IJSRP, Volume 5, Issue 7, July 2015 Edition [ISSN 2250-3153]
Dahanayake Nilanthi, Perera P.C.D. and PGTM Gunarathna

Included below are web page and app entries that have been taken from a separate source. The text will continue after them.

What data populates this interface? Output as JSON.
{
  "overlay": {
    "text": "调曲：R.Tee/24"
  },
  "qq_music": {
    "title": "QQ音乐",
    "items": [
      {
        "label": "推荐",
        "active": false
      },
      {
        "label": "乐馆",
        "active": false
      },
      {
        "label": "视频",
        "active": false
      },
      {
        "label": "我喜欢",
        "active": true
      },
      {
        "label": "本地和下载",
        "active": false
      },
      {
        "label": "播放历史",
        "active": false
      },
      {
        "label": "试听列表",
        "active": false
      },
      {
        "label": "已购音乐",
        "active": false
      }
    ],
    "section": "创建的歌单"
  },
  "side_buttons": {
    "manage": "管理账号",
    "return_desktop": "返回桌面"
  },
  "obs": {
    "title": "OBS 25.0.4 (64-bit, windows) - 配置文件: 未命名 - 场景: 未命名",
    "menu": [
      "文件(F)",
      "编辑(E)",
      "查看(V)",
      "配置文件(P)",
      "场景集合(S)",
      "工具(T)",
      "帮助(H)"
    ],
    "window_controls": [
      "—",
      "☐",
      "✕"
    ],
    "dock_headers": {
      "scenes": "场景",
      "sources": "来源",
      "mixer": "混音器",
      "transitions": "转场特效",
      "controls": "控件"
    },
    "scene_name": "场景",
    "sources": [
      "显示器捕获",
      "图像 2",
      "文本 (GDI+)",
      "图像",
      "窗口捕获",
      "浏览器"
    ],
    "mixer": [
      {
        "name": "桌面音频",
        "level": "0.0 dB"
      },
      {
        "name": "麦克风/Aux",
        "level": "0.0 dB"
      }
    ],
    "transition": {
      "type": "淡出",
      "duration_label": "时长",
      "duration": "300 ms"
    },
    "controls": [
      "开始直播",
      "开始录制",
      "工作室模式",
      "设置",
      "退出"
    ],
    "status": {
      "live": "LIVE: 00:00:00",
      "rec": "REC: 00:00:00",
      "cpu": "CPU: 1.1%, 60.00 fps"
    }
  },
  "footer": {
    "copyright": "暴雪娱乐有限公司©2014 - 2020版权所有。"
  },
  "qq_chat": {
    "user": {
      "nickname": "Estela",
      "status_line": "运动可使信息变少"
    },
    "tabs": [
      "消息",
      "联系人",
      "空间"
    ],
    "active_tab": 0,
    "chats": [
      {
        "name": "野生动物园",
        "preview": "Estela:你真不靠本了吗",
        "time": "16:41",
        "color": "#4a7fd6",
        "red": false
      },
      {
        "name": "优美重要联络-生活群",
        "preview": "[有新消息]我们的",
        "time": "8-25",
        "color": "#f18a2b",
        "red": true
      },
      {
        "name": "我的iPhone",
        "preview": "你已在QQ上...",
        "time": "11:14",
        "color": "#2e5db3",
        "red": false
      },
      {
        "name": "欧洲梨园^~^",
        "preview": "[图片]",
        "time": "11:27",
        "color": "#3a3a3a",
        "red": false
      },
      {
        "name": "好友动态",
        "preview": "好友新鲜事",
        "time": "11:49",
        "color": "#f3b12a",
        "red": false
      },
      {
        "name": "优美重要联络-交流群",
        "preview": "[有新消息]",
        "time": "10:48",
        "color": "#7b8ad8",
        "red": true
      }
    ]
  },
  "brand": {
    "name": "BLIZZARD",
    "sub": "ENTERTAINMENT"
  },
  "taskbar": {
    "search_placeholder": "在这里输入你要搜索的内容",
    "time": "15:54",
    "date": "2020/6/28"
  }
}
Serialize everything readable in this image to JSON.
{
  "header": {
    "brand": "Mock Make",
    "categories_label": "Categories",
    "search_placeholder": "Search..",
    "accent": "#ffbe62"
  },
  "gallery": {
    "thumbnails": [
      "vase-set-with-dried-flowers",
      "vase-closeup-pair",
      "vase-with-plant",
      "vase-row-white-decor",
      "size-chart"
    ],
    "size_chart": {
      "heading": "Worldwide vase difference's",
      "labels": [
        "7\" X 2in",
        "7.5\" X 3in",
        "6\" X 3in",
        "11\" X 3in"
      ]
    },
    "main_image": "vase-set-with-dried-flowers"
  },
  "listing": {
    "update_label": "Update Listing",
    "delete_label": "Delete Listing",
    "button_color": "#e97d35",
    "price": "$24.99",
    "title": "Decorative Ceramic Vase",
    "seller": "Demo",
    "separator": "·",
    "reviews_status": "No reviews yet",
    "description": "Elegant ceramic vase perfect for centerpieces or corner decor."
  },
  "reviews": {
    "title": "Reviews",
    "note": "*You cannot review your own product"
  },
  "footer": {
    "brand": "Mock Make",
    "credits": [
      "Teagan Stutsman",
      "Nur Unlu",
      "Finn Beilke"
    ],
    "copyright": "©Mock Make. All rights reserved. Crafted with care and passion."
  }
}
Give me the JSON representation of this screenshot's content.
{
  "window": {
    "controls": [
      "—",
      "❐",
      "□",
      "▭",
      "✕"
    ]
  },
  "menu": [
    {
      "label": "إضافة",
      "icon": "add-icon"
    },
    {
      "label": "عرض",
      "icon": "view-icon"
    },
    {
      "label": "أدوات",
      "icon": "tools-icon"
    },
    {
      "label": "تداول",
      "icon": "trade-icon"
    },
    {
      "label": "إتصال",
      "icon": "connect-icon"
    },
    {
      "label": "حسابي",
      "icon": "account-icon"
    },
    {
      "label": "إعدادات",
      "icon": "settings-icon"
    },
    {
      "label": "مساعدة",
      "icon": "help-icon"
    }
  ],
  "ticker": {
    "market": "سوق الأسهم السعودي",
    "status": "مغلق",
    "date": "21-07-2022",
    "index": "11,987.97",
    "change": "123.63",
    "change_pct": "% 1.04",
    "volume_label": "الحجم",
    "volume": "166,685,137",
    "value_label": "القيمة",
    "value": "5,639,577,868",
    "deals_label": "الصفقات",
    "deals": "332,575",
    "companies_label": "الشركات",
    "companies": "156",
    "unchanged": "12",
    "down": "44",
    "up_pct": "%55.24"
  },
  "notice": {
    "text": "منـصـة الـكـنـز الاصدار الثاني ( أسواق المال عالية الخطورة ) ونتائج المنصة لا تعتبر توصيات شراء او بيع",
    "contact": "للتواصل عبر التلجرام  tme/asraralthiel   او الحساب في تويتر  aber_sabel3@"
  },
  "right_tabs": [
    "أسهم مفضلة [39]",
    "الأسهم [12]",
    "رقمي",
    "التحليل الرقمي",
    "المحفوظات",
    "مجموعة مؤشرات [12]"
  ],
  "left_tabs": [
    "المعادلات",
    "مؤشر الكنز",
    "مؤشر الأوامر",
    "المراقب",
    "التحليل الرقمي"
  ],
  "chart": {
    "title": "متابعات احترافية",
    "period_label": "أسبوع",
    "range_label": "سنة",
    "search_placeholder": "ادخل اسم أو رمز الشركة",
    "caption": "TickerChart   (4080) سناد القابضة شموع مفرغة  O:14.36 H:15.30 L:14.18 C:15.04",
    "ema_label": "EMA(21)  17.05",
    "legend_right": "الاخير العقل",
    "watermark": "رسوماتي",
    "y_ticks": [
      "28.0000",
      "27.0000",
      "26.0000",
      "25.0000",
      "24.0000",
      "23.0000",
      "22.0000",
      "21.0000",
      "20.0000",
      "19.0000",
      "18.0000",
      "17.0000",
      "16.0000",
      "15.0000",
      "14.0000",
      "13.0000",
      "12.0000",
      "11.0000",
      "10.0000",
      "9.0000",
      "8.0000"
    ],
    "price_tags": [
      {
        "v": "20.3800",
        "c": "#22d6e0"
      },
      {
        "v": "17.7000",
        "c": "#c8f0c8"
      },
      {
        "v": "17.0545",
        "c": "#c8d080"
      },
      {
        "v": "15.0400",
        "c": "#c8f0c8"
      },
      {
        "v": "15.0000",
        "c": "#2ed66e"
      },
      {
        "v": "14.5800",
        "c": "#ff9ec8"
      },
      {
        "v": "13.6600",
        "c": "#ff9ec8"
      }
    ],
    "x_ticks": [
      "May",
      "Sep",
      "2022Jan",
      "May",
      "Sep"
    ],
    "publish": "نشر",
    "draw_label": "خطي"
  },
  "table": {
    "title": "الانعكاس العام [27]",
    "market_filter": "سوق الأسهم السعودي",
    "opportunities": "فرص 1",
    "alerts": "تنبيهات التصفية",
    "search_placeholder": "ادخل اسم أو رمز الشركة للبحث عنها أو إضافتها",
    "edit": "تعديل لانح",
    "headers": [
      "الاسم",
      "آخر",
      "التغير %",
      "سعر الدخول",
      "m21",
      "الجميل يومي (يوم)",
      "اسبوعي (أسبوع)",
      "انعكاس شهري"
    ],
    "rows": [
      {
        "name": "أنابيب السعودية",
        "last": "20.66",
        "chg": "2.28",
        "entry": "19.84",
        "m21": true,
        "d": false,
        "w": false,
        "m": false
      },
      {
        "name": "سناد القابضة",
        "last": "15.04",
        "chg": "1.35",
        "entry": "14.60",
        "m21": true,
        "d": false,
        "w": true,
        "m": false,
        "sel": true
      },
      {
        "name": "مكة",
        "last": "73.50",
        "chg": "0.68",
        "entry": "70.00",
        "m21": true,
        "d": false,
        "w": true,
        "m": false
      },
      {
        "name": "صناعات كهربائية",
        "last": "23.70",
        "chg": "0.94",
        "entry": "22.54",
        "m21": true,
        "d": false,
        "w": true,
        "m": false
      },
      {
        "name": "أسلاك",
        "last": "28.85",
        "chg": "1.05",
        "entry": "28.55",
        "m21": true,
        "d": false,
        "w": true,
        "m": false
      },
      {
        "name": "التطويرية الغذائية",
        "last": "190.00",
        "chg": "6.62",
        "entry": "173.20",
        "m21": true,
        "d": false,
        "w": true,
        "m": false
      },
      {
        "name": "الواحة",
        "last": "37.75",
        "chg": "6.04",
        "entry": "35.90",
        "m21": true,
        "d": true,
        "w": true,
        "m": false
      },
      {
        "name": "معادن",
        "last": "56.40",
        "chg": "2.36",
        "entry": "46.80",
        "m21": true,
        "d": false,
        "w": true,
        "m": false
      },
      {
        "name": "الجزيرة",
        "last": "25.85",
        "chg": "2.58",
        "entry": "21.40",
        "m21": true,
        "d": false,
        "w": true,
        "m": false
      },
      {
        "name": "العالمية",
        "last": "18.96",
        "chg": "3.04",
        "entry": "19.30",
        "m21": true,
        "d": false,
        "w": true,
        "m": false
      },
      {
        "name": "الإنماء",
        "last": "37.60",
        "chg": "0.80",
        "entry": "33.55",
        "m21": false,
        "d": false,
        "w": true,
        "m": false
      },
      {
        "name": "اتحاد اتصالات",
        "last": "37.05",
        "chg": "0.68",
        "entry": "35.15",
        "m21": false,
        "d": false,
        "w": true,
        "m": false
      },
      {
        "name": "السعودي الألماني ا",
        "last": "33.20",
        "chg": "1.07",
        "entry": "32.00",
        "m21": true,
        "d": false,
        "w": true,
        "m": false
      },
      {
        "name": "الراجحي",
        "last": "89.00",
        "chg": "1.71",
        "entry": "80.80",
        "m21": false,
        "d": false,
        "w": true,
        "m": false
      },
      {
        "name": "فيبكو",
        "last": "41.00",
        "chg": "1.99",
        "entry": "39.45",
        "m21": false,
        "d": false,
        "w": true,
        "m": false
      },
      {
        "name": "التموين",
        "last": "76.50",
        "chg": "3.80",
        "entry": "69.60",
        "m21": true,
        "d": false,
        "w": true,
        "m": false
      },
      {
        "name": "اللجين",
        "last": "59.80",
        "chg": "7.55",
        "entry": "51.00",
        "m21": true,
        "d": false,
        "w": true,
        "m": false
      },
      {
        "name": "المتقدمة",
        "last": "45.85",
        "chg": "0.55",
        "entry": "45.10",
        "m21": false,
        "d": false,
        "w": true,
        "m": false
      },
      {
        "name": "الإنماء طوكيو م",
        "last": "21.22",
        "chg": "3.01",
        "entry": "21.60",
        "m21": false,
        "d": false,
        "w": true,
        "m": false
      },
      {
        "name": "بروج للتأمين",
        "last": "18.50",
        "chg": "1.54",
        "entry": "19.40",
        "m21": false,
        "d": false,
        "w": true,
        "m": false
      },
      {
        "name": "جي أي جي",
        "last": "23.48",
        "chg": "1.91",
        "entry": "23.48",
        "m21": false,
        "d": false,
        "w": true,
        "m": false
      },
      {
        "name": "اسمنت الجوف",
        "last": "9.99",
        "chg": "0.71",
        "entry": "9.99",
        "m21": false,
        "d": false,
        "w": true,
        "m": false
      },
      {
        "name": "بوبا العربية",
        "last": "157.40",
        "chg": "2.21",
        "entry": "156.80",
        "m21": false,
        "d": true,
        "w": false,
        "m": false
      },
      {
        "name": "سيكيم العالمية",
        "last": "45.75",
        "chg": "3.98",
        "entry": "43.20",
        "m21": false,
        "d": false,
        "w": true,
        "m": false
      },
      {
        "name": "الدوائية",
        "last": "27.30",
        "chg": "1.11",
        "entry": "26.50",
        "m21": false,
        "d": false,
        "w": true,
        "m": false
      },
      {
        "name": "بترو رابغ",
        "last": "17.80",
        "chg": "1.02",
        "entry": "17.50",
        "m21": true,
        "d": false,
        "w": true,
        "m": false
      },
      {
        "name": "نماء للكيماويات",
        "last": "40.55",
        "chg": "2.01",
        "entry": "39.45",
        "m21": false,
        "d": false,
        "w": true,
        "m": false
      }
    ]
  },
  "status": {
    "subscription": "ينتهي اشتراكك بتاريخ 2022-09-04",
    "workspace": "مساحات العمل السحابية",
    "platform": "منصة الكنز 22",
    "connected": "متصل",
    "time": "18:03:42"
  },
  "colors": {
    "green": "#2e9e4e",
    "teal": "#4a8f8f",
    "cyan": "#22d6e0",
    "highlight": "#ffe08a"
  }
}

Mung bean (Vigna radiata L.) is one of the most important grain legumes cultivated in Sri Lanka. Drought is a major abiotic stress on Mung bean in the sub-humid, dry and intermediate zones of Sri Lanka. The present reveals the response of mung bean for the drought stress at germination to seedling stages. The major beneficiaries of the intervention are the poor, especially children and women, whose diets lacked much needed protein and iron. Supplementation with improved Mung bean recipes has effectively improved low body iron stores in children and women. Both urban and rural consumers now have access to improved quality mungbean at reasonable cost. The drought is a major environmental factor that determines the growth, the productivity of crops which is estimated to be one of the most serious yield reducing stresses in crops. Surface sterilized seeds were introduced to hormone free Murashige and Skoog (MS) basal medium with different concentrations of mannitol (0%, 10%, 20%, 30%, 40% and 50%). Seedlings heights, length of the roots and number of germinated seeds were recorded after 2nd weeks of culture. Completely Randomized Design (CRD) with five replicates was used for study. Statistical analysis was performed with Duncan’s multiple range test using SAS software (version 9.1.3). Results showed that highest seed germination (100%) from Mung bean variety MI 5 and Harsha in all mannitol concentrations. Reduction of seedling height and increasing the root length was observed while increasing the mannitol concentration in both varieties.